My daughter is 2 classes into taking ballet class and as a 5 year old, it’s less about the finer points of ballet and more about dressing up in tutus and dancing around the room with all the other little girls. She also has 2 younger brothers – twins, 2 1/2 years old – who do everything that she does, except participate in ballet, of course (although my wife has a hard time keeping them contained during this class.) We talk to her often about being a leader, particularly when the boys are rowdy and/or rough and/or tazmanian devils and when she chooses to be a leader, she doesn’t add to the mayhem, she helps stop it. This whole thing occurs many times during the week and sometimes she wants to be a leader and sometimes, she just wants to be a 5 year-old causing ruccus with her brothers.

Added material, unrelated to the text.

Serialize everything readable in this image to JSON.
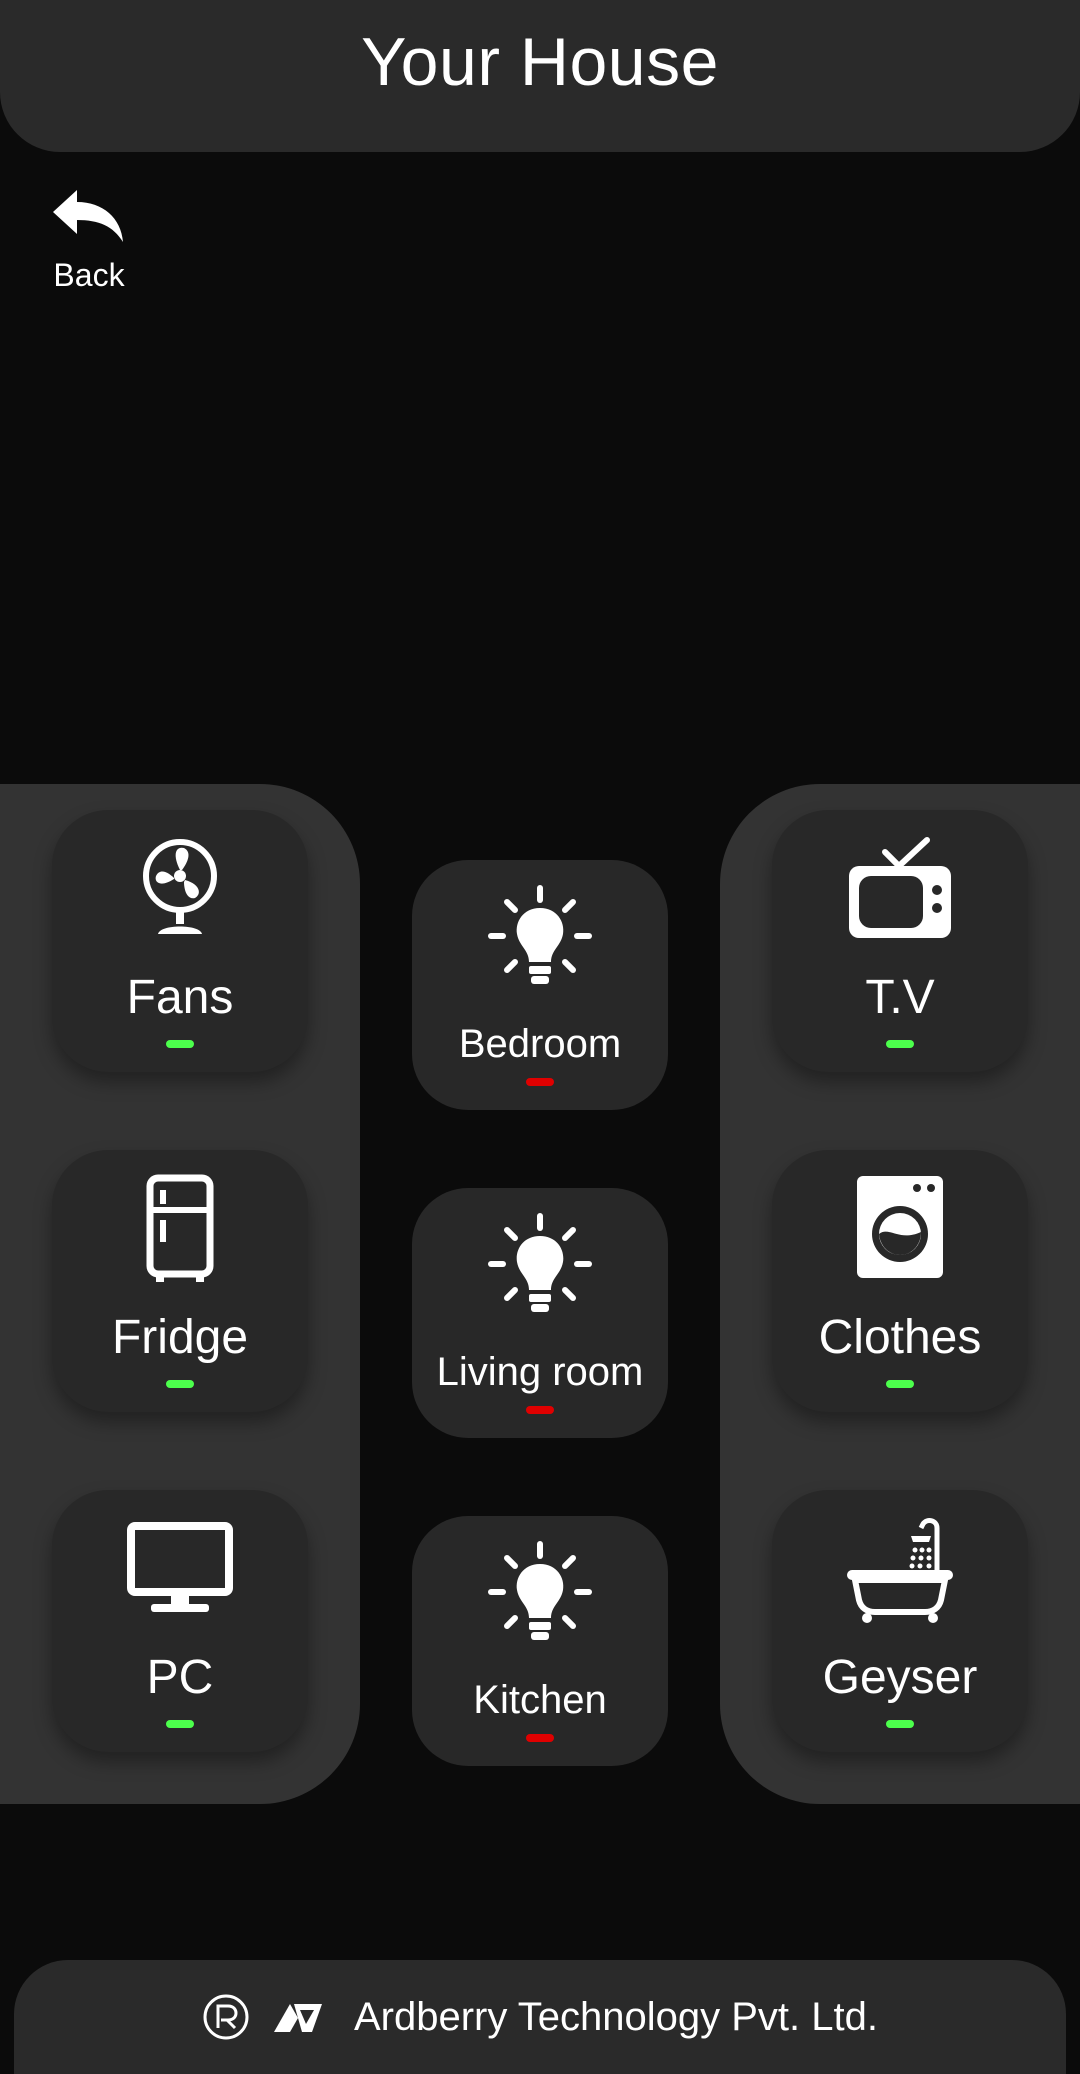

Well, the moment of note, here in this story, happened a couple of nights ago in her ballet class. The teacher was trying to get all the girls to stand in an orderly fashion – in 1st Position – so they could practice moves one-at-a-time across the dance floor. Well, half of the class was bouncing off the walls, playing on the mats, and half of the class was running around the class, and my daughter was in the middle. And in this moment, she was confused because she was listening to the teacher, but what she was seeing out of one eye was mat playing, and out of the other eye was running around, and she didn’t know what to do. But in that one moment, she chose to be a leader and do what the teacher was asking, and wouldn’t you know it – one by one, the girls saw what she was doing and stopped what they were doing and got in 1st Position right behind her and there was a semblance of order restored to the class.
It just made my week. I think any parent, when you experience something like that, is overcome with a sense of pride and accomplishment. It really is great. But you know, it breaks being a leader down to a few simple components and that’s what I want to focus on in today’s Friday 4-1-1.
1. Choices in Moments – the littlest moments in our lives are often the ones that have the biggest impact. They define us more than we realize. In each of those moments, we have a choice to either lead or follow. I don’t believe that you always have to lead or you always have to follow, but there is always an active choice to make in those moments.
2. Leaders Model – it’s one thing to talk, it’s another thing to do. I’m a huge proponent of modeling and to me, there is no better way to exemplify leadership. Actions are key. How you act in those moments, when you make those choices, is just as important as the choices themselves. I always think that I have 100 eyes on me at all times. And then I ask myself, “what is it that they are seeing? And is that something I’m proud of?”
3. Active Awareness – I think the best leaders are aware of their decisions, their actions, and the consequences of both all the time. They might not know how everything is going to end up based on that one decision in that one moment in time, but they sure are aware of the immediate impact.
4. Nothing More Important than Grace – there is a right way to be a leader and a wrong way. Same can be said about being a follower. And in my opinion, it has nothing to do with skill. It’s all about grace. Being graceful in any situation, to me, is what separates great from good.
“Uh-huh” – this week, my team at work had a leadership moment. They were faced with something and in that moment when they had to decide how they were going to react and then act, they chose to band together and lead. And by choosing to do that individually, the team became united and really showed what leading is all about. They put the team above each of themselves. That’s another key to leading – selflessness. It makes you stronger.
“Duh” – leading is not all serious all the time, it’s meant to be fun. It’s OK to play on mats and run around the room. People can learn a lot from that, too. It shows that there is joy in your life and that you’re a person. And in the end, all leaders are just people.
This week, my daughter, and then my team, reminded me of how simple it is to be a leader. It’s not something that you have to work all your life to do. It can happen right now, in this very moment.
So, go on now.